Nothing, says the Philadelphia News, takes the conceit out of the average man so as to order his paper discontinued, and then see the editor go right along and getting rich without him.

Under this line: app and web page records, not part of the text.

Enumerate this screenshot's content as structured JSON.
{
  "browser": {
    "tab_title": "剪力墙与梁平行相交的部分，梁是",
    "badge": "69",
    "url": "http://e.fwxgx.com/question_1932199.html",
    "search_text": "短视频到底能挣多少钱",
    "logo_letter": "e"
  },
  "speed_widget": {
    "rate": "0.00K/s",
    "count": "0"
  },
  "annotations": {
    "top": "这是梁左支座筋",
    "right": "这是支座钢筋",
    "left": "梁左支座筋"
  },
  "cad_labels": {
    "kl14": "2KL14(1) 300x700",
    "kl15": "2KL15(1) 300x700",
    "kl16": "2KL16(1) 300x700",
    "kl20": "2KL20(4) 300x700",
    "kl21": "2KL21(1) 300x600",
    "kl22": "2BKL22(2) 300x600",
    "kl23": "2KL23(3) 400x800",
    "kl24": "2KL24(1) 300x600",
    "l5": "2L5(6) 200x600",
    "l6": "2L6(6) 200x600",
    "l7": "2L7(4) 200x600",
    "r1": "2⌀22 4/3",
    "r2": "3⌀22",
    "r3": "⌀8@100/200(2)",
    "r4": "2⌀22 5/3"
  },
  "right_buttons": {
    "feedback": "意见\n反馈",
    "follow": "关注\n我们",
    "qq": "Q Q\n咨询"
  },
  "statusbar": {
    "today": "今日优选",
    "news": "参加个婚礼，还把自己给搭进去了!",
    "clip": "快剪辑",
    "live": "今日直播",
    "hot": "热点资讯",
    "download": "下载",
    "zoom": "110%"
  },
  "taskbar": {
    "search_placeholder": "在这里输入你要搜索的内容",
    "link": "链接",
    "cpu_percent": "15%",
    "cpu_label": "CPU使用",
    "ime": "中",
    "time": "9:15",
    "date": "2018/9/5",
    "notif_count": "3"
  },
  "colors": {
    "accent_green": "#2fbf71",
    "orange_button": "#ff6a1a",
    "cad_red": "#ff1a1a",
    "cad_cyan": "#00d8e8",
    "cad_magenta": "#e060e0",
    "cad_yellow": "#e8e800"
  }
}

The article on the Southern Cross, by Mr Mills, in our April issue, was revised by two of the old staff before it appeared in print, and has been generally acknowledged to be as correct as can be expected of any record dealing with events of a quarter of a century old. However, the editor of the Hauraki Tribune, who has a considerable acquaintance with early journalism here and in Australia, finds fault with some of the details. The Cross, he says, was started in 1843, not in 1845. He adds that the statement that the paper was officially suppressed « is a piece of very neat embroidery; and moreover, land purchases at 1½d an acre, near Auckland, too, are slightly incongruous with vigorous exposure of Government abuses. The Cross was stopped because the plant and buildings were destroyed by fire, and two years afterwards was resuscitated. » —On this we may remark that we have repeatedly heard it stated that the Cross was suppressed by the Government, and the singular motto chosen on its reappearance is consistent with the statement. Before publishing the article, we endeavored to obtain explicit facts and dates regarding the « extinguishment, » butwithout success, the personal knowledge of our contributor and the friends who revised his notes not extending to such a distant date. However, we shall be glad of such precise particulars still, if any readers can supply them, as we have already received nearly enough memoranda and reminiscences regarding the old Cross to make another short article. The first article has been read with so much interest that we intend to continue the series. We invite our friend of the Tribune and any other gentlemen who have interesting memoirs or records of the early press, to send us brief articles or memoranda. In a few years, the anecdotes now current regarding the pioneer newspapers—their struggles and vicissitudes, and showing what manner of men owned and conducted them—will have been forgotten. No matter how scattered and fragmentary these reminiscences may be, they will be welcome, and will be turned to account. After completing the notes on the Southern Cross, our contributor will probably take up the Canterbury Standard. Notes regarding this paper, the Wellington Spectator, the Nelson Examiner, the Otago Witness, Otago Colonist, and the first establishment of the Otago Daily Times, will be welcome.